A curious aspect we observed in the many public versions of the #911 snitch meme on Facebook were that on any given post, regardless of device, commenters tended to produce the same green bar. In some iterations, it was a gradient. Others had a short and wide green bar, and some were longer and a paler green. But there was typically a uniformity in the generated green bar or green line.
Another common trend was the appearance of humorous versions of the green bar, generally stating in true internet form that the commenter was particularly intelligent, good-looking, or well-endowed. And finally, almost always, the majority of commenters simply commented #911. But no bar appeared:
The repetition in the excerpted comments above demonstrates the likelihood of copying and pasting, changing throughout long threads on some iterations. In 2016, ThatsNonsense.com maintained that a similar status update meme involving typing #177 to verify you haven’t been hacked was an inside joke among posters:
In reality this appears to be some kind of ‘in joke’ for those that have figured out that this is actually just a silly hoax. The green bars that many users have posted appear just to be images they have saved and attached to their comments in a bid to fool their more uninformed Facebook brethren.
Obviously, the presence of a green bar whether or not the commenter typed #911 does not vindicate covert snitches. After all, that’s precisely what a snitch would do — produce a validation green line to stay under the radar.
We attempted to test the claim by typing #911 on desktop browsers as well as our mobile phones, but none of the attempts produced a green bar.

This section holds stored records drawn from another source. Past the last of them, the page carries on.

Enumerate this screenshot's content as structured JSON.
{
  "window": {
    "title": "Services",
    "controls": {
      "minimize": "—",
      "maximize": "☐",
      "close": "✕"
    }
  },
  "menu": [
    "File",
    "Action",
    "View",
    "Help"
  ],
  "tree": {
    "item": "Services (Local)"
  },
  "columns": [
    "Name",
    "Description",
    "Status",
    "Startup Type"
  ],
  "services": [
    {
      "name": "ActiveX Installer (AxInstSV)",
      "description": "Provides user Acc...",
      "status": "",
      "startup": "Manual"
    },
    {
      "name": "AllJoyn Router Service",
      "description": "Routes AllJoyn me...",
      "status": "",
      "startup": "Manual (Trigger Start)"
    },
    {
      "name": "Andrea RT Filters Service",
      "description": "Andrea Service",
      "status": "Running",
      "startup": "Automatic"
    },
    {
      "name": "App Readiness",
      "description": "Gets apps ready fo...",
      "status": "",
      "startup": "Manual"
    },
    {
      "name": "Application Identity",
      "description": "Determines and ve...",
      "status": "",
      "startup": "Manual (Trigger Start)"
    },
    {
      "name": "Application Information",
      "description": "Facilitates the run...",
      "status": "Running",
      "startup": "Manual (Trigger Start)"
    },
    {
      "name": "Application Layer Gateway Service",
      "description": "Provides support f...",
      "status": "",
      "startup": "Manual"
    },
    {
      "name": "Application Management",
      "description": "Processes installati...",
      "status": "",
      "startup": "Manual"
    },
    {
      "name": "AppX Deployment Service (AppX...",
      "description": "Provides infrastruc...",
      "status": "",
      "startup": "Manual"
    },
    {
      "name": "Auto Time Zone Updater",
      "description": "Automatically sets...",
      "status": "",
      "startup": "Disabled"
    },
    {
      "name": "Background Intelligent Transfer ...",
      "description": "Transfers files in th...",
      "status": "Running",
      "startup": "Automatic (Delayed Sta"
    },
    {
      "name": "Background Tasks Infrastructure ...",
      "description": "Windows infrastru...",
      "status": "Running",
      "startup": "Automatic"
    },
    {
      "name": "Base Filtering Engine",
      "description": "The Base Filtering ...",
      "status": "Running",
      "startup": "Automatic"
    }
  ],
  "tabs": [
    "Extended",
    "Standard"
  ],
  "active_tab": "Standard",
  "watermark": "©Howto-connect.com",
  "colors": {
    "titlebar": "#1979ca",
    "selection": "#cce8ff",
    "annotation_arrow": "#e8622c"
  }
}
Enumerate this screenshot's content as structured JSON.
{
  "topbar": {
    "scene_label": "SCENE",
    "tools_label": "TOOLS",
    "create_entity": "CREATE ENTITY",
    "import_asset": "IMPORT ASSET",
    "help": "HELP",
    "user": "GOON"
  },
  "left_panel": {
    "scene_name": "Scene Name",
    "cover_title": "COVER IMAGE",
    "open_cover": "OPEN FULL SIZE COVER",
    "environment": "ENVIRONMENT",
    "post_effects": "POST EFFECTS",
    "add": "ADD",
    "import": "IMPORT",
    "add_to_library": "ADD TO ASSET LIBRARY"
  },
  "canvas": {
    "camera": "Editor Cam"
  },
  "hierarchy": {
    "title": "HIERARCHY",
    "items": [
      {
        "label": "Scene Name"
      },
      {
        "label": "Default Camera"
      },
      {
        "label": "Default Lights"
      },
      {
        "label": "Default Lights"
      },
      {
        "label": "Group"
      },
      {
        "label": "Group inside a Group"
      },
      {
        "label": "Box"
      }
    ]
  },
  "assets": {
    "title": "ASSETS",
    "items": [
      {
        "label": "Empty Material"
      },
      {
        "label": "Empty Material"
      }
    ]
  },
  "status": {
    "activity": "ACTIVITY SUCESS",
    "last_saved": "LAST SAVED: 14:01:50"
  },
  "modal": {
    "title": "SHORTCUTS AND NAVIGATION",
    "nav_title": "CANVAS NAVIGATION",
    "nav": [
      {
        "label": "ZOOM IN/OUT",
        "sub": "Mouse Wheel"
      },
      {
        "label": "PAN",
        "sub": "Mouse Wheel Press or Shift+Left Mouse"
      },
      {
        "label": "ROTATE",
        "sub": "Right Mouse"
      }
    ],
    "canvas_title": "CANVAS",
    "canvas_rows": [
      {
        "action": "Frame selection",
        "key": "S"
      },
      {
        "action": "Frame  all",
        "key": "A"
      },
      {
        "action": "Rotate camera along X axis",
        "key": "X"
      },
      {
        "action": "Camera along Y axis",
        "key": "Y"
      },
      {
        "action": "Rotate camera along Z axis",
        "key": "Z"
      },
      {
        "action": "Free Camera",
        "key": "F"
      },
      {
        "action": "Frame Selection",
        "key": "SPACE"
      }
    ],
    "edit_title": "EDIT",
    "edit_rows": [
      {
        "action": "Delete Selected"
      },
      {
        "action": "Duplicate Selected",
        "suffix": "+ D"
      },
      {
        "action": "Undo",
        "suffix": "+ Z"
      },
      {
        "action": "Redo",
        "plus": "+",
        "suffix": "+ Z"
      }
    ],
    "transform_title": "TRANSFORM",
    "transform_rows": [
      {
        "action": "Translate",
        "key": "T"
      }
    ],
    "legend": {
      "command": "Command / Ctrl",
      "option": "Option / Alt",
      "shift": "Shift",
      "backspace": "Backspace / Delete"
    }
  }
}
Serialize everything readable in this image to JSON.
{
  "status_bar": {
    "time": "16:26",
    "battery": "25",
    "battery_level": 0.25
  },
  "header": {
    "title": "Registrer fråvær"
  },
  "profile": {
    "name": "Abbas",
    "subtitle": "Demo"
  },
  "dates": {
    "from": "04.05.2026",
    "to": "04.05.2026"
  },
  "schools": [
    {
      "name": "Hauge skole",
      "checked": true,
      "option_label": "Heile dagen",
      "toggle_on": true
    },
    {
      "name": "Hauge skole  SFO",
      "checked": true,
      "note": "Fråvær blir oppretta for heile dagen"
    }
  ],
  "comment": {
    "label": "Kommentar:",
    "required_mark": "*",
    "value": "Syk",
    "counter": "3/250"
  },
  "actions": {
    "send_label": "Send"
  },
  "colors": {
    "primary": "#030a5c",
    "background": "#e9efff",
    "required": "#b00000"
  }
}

The likeliest explanation that a green bar appeared in a handful of comments was that the users were copying and pasting the image — sometimes selecting a humorous variant, as is common in meme culture. An outlying possibility for a device quirk allowing the hashtag generation of images in comments was possible, but both unlikely and uncommon. In most cases, typing #911 did not produce a green bar or green line. In any event, typing #911 in Facebook comments did not at any point produce a green bar to prove that you or your friends are not snitches, nor has the social media platform announced any plans to test for potential snitchery.